The interview can be read in full here.
What always strikes me when David Cameron speaks in the provinces is how immaculately briefed he is. It also helps he has a memory like a sponge, as was witnessed in all its glory when he gave a “look, no notes” speech during the Conservative Party conference’s leadership contest in 2005 in Blackpool, which catapulted him to the finishing line and the rest, as they say, is history.
It was good to hear the Prime Minister talk about our dreadful railway line and rolling stock but it looks as if it is down to the rail operator who wins a new 15 year franchise to decide if it is worthwhile giving Ipswich commuters decent carriages and seats (it seems Government cannot force the monopoly operator to give us a decent service!). The East Anglian Daily Times editor, Terry Hunt, who was also present at the meeting with the PM, summed it up well when he said: “It is a deterrent to business growth at the moment. The line has a poor reputation. This town is just an hour from the city yet it can feel a lot longer.” It certainly does!
I can’t help thinking that a lot of the problems we have in this town is a lack of confidence, not just the economic variety, but in local people as well. Ipswich has so much to offer but all you hear is moaning about the town. The town centre is not as bad as people make it out to be: there are new shops and there has been work done on Giles Circus which undoubtedly contributed to Waitrose choosing to set up shop in the Corn Exchange. And the Council officers have finally got round to launching the Town Centre Masterplan: the brainchild of the last Conservative-led Administration and the best effort so far to help integrate the Waterfront with the Town Centre.

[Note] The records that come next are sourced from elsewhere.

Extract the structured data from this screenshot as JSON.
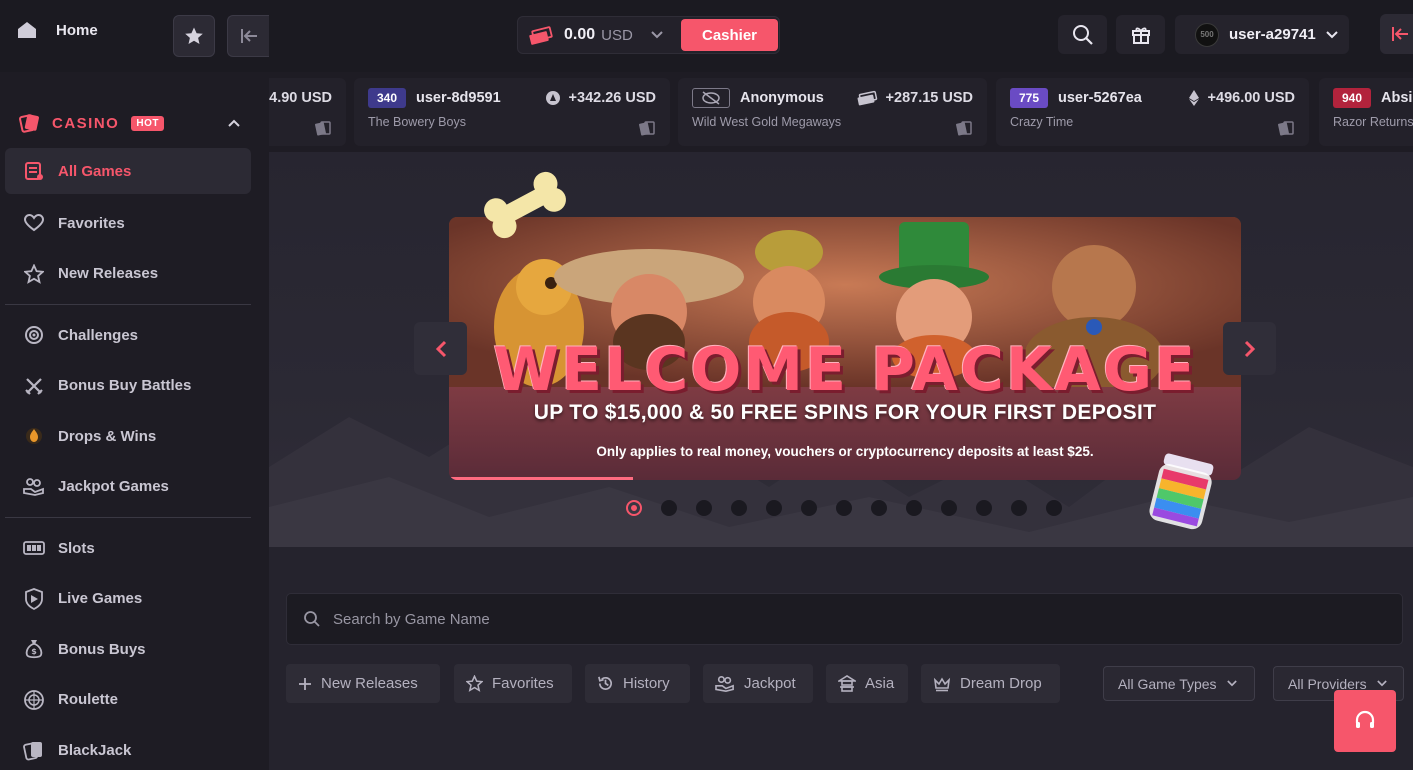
{
  "colors": {
    "accent": "#f6566b",
    "sidebar": "#1e1c24",
    "topbar": "#1b1a21",
    "page": "#25232d"
  },
  "sidebar": {
    "home_label": "Home",
    "casino_label": "CASINO",
    "hot_badge": "HOT",
    "items_group1": [
      {
        "label": "All Games",
        "icon": "list-icon"
      },
      {
        "label": "Favorites",
        "icon": "heart-icon"
      },
      {
        "label": "New Releases",
        "icon": "star-icon"
      }
    ],
    "items_group2": [
      {
        "label": "Challenges",
        "icon": "target-icon"
      },
      {
        "label": "Bonus Buy Battles",
        "icon": "swords-icon"
      },
      {
        "label": "Drops & Wins",
        "icon": "drops-wins-icon"
      },
      {
        "label": "Jackpot Games",
        "icon": "jackpot-icon"
      }
    ],
    "items_group3": [
      {
        "label": "Slots",
        "icon": "slots-icon"
      },
      {
        "label": "Live Games",
        "icon": "live-icon"
      },
      {
        "label": "Bonus Buys",
        "icon": "moneybag-icon"
      },
      {
        "label": "Roulette",
        "icon": "roulette-icon"
      },
      {
        "label": "BlackJack",
        "icon": "cards-icon"
      }
    ]
  },
  "topbar": {
    "balance": "0.00",
    "currency": "USD",
    "cashier_label": "Cashier",
    "username": "user-a29741",
    "level": "500"
  },
  "ticker": [
    {
      "badge": "",
      "user": "",
      "amount": ".90 USD",
      "amount_prefix": "4",
      "game": ""
    },
    {
      "badge": "340",
      "badge_color": "#3e3a8c",
      "user": "user-8d9591",
      "amount": "+342.26 USD",
      "game": "The Bowery Boys"
    },
    {
      "badge": "",
      "user": "Anonymous",
      "amount": "+287.15 USD",
      "game": "Wild West Gold Megaways"
    },
    {
      "badge": "775",
      "badge_color": "#6a4bc4",
      "user": "user-5267ea",
      "amount": "+496.00 USD",
      "game": "Crazy Time"
    },
    {
      "badge": "940",
      "badge_color": "#b2233c",
      "user": "Absi",
      "amount": "",
      "game": "Razor Returns"
    }
  ],
  "banner": {
    "title": "WELCOME PACKAGE",
    "subtitle": "UP TO $15,000 & 50 FREE SPINS FOR YOUR FIRST DEPOSIT",
    "note": "Only applies to real money, vouchers or cryptocurrency deposits at least $25.",
    "slide_count": 13,
    "active_slide": 1
  },
  "search": {
    "placeholder": "Search by Game Name"
  },
  "filters": [
    {
      "label": "New Releases",
      "icon": "plus-icon"
    },
    {
      "label": "Favorites",
      "icon": "star-icon"
    },
    {
      "label": "History",
      "icon": "history-icon"
    },
    {
      "label": "Jackpot",
      "icon": "jackpot-icon"
    },
    {
      "label": "Asia",
      "icon": "pagoda-icon"
    },
    {
      "label": "Dream Drop",
      "icon": "crown-icon"
    }
  ],
  "selects": {
    "game_types": "All Game Types",
    "providers": "All Providers"
  }
}
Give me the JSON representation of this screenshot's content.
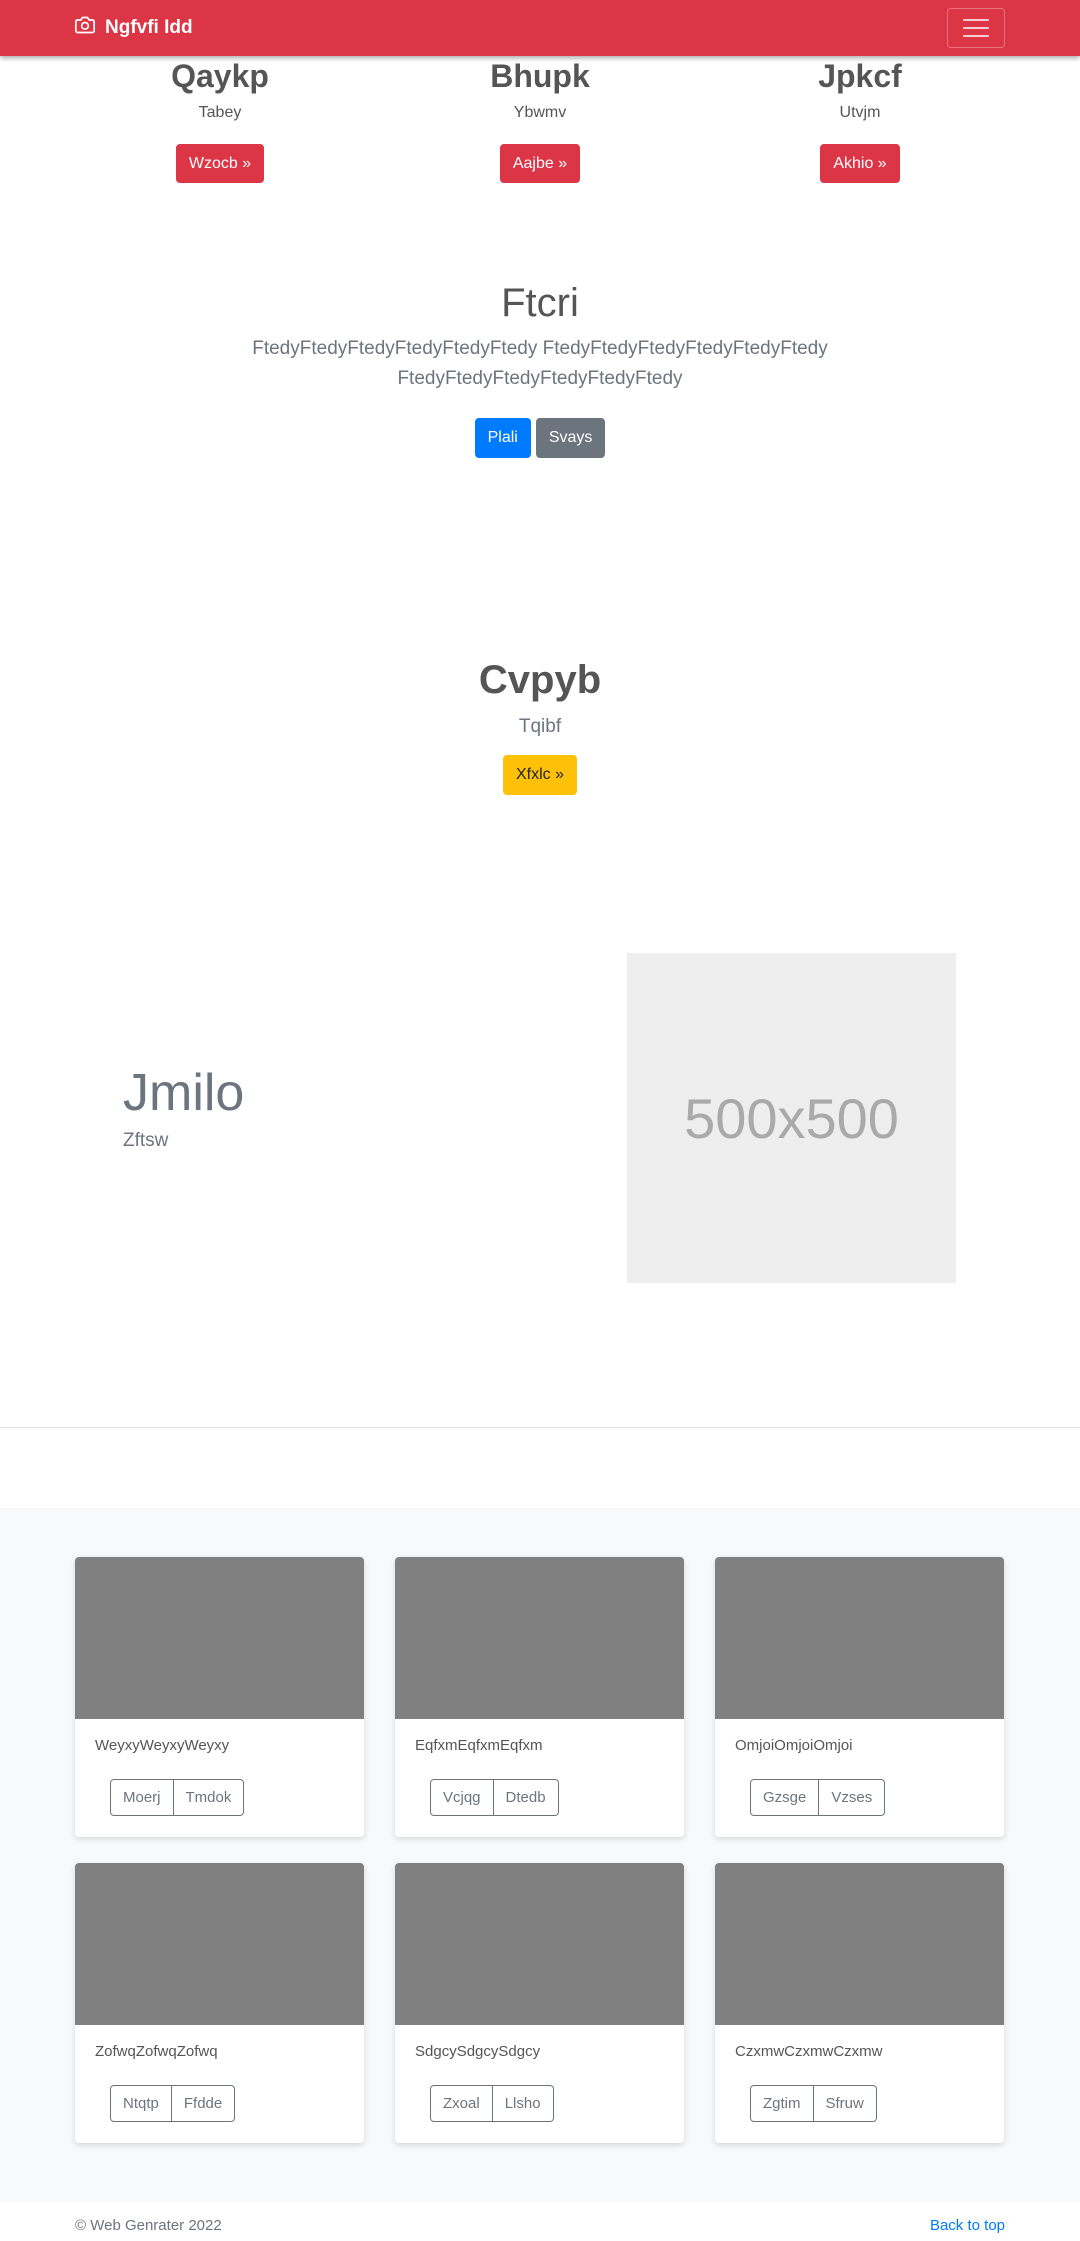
{
  "navbar": {
    "brand": "Ngfvfi Idd"
  },
  "columns": [
    {
      "title": "Qaykp",
      "text": "Tabey",
      "button": "Wzocb »"
    },
    {
      "title": "Bhupk",
      "text": "Ybwmv",
      "button": "Aajbe »"
    },
    {
      "title": "Jpkcf",
      "text": "Utvjm",
      "button": "Akhio »"
    }
  ],
  "hero": {
    "title": "Ftcri",
    "lead": "FtedyFtedyFtedyFtedyFtedyFtedy FtedyFtedyFtedyFtedyFtedyFtedy FtedyFtedyFtedyFtedyFtedyFtedy",
    "primary_button": "Plali",
    "secondary_button": "Svays"
  },
  "feature": {
    "title": "Cvpyb",
    "text": "Tqibf",
    "button": "Xfxlc »"
  },
  "split": {
    "title": "Jmilo",
    "text": "Zftsw",
    "placeholder": "500x500"
  },
  "cards": [
    {
      "text": "WeyxyWeyxyWeyxy",
      "btn1": "Moerj",
      "btn2": "Tmdok"
    },
    {
      "text": "EqfxmEqfxmEqfxm",
      "btn1": "Vcjqg",
      "btn2": "Dtedb"
    },
    {
      "text": "OmjoiOmjoiOmjoi",
      "btn1": "Gzsge",
      "btn2": "Vzses"
    },
    {
      "text": "ZofwqZofwqZofwq",
      "btn1": "Ntqtp",
      "btn2": "Ffdde"
    },
    {
      "text": "SdgcySdgcySdgcy",
      "btn1": "Zxoal",
      "btn2": "Llsho"
    },
    {
      "text": "CzxmwCzxmwCzxmw",
      "btn1": "Zgtim",
      "btn2": "Sfruw"
    }
  ],
  "footer": {
    "copyright": "© Web Genrater 2022",
    "back_to_top": "Back to top"
  }
}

Ipswich does have a problem with attracting businesses. So much so, that if BT pulled out of Martlesham, the impact on the town’s economy would be catastrophic. But why are businesses and employers not keen on Ipswich (even in the boom years!)? The mainline railway service certainly doesn’t help but that can’t be the only thing. When I chaired the Strategic Overview & Scrutiny Committee we did a piece of work scrutinising the effectiveness of the Economic Development department at Ipswich Borough Council. Three weaknesses stood out:-
1. A lack of political leadership required to drive the work of Ipswich Borough Council Officers but also sell Ipswich to potential investors. Cllr Richard Atkins was the Liberal Democrat Portfolio Holder for Economic Development at the time and he told my Committee he “steered” his department and did not “lead”.
2. An ill-thought out strategy by the Officers to sell Ipswich. Officers were quizzed by all three parties on the Committee, with Labour’s Cllr Martin Cook repeatedly asking what sales collateral (brochures, magazines etc) were being used to sell to businesses the benefits of locating to Ipswich. Time and time again there was no answer (most likely because there was no sales collateral). Civil servants by their very nature are lackadaisical but there was something fundamentally wrong with their responses to councillors’ scrutiny of their work. They just didn’t seem to get it.
3. Low educational attainment. Qualifications at NVQ Level 4 or above held by Ipswich residents aged between 19-59/64 years is 17%. The regional percentage is 27.8% and the national (England only) percentage is 30.5%. Businesses need skills and will only set-up shop where the skills exist. It’s up to local people to ensure they have the right skills to find work when they leave school. The opening of University Campus Suffolk is a great first step in helping to raise the skills bar in our town.
If local authorities do anything with our money, it should be helping to kick-start areas of the economy and then step back and let the private sector take over. This has been seen recently with the Giles Circus development and the way-finding maps around the town centre (both driven by Conservative councillors).
Today we need action more than ever and less talk from our politicians to get us out of the current economic gloom.